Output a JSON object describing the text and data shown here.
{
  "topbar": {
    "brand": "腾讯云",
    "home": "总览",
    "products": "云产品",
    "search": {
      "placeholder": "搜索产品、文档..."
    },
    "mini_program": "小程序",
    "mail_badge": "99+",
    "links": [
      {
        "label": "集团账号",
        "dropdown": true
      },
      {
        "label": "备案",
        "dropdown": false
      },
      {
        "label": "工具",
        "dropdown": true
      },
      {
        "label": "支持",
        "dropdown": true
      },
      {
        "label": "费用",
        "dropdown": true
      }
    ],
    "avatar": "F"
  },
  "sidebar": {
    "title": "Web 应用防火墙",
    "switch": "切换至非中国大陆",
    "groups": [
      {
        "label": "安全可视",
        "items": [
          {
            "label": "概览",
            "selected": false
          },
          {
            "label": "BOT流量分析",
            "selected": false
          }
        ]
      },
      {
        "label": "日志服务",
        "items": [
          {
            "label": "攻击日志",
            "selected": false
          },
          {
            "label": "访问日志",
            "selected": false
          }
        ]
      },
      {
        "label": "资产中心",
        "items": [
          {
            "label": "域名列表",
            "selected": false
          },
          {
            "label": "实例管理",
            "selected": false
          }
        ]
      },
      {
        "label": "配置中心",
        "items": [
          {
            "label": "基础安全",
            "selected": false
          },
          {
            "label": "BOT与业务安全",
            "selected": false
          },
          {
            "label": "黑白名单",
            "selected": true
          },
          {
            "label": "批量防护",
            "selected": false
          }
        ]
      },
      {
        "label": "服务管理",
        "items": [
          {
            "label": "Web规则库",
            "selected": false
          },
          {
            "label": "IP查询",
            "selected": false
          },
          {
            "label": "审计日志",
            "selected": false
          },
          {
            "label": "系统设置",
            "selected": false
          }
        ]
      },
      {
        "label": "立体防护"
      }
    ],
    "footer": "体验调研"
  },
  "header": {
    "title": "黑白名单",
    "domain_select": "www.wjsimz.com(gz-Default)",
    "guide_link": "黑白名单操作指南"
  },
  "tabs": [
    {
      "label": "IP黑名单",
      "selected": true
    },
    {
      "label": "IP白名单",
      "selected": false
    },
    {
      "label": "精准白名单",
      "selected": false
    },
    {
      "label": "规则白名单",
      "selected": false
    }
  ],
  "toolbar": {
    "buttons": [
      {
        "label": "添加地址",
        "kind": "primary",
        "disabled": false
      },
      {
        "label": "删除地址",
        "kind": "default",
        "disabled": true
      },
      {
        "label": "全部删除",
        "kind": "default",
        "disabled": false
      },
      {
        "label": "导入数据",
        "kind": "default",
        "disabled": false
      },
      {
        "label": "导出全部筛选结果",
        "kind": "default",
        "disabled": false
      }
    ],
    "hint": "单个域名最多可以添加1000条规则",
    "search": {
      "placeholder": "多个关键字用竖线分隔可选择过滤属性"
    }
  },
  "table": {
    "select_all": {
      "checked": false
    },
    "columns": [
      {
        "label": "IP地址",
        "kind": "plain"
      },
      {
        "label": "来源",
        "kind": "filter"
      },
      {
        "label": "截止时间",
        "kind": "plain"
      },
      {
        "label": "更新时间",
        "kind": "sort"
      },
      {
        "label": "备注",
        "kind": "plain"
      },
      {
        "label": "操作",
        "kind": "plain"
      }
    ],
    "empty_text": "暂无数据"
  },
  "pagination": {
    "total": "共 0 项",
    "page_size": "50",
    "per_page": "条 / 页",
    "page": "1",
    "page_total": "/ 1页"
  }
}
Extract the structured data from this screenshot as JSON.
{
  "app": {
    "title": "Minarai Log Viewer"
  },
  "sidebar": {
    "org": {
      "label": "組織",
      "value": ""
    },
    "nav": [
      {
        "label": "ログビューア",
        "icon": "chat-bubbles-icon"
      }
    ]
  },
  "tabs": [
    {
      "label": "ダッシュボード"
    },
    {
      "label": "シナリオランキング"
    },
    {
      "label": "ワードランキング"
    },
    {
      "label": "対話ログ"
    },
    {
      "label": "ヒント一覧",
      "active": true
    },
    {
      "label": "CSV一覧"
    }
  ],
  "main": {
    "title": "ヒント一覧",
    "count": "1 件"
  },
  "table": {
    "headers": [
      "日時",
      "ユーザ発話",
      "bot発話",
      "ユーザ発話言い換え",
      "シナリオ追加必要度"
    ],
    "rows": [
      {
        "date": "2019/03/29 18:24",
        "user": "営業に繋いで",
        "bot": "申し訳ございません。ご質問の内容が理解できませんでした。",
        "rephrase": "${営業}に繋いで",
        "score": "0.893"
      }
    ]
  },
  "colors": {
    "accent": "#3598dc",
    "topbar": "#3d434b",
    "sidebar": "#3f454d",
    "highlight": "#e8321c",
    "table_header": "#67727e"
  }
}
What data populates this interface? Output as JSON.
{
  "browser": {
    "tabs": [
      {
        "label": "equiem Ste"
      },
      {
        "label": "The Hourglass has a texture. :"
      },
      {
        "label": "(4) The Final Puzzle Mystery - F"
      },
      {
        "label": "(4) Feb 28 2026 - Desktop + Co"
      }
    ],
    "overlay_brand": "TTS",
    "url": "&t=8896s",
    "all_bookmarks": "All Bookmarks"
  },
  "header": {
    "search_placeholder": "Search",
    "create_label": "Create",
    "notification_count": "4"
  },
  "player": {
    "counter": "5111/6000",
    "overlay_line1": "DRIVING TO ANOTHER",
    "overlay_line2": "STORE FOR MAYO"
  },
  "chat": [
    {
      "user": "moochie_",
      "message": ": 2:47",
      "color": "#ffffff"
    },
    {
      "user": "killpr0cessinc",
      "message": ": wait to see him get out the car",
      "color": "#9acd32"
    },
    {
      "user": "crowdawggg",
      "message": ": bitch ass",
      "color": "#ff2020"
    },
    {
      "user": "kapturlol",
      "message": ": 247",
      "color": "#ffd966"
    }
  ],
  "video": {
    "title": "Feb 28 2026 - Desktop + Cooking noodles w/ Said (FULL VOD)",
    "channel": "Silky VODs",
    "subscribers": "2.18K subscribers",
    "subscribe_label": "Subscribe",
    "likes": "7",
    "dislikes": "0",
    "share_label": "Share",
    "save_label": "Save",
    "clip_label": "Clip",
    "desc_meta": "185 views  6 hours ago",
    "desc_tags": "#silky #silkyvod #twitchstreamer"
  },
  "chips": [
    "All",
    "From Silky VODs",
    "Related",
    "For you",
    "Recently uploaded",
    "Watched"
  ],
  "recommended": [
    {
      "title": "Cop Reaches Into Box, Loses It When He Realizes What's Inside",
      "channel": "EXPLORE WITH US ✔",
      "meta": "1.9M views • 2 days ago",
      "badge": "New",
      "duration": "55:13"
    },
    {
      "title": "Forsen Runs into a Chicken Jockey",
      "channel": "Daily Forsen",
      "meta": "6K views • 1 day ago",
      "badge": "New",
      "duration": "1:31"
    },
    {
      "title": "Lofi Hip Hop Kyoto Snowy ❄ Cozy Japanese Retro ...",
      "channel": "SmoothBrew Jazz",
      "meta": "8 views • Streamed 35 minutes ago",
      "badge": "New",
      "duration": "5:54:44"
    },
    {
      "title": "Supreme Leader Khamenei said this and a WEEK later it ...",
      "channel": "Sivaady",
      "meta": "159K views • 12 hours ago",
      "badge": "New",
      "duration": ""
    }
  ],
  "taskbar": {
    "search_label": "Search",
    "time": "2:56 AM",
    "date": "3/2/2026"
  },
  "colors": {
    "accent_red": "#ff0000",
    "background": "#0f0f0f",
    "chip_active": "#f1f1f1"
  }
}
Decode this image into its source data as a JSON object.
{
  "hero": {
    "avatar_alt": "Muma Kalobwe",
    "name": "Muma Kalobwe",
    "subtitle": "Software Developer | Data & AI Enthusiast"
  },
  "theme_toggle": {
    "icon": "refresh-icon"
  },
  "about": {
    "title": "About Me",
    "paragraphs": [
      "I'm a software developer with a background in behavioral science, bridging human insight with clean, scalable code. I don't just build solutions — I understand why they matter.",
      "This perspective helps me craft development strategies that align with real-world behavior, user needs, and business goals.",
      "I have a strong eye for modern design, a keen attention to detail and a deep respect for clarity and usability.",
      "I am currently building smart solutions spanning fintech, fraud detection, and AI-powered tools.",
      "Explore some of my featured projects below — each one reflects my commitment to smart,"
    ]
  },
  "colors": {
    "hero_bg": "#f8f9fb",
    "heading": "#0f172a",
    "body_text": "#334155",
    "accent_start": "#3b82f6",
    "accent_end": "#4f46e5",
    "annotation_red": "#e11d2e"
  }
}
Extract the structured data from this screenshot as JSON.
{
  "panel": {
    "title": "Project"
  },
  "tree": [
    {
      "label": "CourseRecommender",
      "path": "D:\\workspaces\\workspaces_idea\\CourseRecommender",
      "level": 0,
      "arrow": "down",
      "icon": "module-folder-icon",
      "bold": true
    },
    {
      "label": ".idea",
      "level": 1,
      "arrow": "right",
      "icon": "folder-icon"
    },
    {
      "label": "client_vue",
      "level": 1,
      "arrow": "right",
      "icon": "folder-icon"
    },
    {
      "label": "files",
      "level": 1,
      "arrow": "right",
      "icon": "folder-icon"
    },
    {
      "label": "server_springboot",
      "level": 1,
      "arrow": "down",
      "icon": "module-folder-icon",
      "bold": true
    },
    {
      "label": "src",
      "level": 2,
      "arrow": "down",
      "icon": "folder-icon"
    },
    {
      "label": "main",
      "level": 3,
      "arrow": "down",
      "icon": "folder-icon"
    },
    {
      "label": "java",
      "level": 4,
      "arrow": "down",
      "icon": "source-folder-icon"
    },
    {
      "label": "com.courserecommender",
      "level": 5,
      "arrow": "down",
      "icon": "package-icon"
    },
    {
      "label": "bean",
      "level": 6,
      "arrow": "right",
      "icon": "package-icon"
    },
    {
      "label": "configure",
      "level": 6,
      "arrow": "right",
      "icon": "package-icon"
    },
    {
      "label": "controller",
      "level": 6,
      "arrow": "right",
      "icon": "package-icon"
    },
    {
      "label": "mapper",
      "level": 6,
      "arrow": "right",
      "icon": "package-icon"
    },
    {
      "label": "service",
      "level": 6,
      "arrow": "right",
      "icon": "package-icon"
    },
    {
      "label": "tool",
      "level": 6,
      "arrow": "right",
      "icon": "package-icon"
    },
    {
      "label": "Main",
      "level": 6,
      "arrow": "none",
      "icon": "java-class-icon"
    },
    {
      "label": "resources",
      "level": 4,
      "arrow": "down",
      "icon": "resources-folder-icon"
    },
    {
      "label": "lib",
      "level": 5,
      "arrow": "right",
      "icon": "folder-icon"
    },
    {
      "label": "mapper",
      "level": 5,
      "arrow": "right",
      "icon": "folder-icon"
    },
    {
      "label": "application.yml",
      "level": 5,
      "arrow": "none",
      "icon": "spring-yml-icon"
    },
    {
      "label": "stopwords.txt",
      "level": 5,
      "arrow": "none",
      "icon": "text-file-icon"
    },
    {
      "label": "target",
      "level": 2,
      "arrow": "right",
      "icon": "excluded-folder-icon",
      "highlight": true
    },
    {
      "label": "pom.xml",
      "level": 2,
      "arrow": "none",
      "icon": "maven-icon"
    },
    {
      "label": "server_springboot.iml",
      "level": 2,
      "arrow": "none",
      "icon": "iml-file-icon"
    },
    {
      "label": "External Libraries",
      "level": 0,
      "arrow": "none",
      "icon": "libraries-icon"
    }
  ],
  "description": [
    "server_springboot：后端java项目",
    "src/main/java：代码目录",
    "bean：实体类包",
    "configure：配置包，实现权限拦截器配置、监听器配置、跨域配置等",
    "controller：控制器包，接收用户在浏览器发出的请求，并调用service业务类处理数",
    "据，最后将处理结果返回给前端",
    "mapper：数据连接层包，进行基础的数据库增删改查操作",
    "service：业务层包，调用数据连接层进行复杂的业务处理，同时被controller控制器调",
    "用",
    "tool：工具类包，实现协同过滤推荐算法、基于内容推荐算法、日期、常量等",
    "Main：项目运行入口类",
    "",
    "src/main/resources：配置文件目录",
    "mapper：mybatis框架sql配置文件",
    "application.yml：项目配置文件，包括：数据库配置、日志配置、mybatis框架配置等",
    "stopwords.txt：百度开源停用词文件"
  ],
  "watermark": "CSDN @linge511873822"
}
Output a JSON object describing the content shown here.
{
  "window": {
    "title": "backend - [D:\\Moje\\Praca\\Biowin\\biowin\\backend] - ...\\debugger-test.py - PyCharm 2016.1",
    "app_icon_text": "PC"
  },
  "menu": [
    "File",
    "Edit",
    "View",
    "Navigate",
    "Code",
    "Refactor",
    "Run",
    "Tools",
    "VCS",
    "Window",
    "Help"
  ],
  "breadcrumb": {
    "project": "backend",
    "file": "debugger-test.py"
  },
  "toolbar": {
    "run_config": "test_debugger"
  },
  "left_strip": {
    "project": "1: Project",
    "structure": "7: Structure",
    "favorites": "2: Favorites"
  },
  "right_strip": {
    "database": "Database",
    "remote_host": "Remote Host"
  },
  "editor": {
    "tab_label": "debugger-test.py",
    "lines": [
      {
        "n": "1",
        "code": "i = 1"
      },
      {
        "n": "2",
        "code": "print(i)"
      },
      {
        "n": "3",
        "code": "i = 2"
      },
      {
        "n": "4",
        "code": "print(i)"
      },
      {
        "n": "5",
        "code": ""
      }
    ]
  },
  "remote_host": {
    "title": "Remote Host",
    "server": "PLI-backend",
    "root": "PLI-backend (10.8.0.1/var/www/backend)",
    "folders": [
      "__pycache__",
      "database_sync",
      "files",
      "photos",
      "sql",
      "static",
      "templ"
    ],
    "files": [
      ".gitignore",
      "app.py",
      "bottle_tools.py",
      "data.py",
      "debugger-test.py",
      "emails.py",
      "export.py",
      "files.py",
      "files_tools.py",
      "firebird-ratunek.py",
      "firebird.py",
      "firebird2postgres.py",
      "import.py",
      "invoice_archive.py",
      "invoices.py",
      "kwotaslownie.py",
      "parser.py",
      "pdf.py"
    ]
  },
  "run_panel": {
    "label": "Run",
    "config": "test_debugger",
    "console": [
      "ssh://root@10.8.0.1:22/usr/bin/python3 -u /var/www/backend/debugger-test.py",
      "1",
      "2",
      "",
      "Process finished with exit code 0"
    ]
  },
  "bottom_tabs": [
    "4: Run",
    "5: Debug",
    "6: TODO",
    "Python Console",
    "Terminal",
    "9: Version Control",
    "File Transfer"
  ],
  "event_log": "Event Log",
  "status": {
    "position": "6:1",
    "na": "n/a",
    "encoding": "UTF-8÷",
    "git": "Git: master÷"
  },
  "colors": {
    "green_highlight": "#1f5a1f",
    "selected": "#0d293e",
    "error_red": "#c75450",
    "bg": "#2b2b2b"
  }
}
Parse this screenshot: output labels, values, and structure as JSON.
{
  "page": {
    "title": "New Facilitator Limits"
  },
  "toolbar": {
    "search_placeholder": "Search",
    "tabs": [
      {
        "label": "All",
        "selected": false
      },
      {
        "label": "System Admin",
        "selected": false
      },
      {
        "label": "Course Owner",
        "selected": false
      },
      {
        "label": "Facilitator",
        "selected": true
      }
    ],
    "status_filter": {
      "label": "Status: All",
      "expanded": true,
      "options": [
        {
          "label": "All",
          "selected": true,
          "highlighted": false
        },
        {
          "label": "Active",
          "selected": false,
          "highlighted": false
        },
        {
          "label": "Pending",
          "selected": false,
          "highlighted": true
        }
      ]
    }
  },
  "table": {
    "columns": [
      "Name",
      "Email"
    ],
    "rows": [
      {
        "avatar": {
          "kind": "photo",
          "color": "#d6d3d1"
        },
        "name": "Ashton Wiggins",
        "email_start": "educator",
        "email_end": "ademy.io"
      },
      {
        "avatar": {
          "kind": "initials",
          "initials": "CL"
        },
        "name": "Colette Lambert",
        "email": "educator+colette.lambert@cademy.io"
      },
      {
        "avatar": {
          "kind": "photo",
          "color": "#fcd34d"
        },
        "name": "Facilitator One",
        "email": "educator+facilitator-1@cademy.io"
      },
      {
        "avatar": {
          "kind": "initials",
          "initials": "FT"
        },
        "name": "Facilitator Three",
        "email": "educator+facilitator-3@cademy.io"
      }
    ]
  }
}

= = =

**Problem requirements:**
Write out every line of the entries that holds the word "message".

**Response for this exercise:**
      "message": ": 2:47",
      "message": ": wait to see him get out the car",
      "message": ": bitch ass",
      "message": ": 247",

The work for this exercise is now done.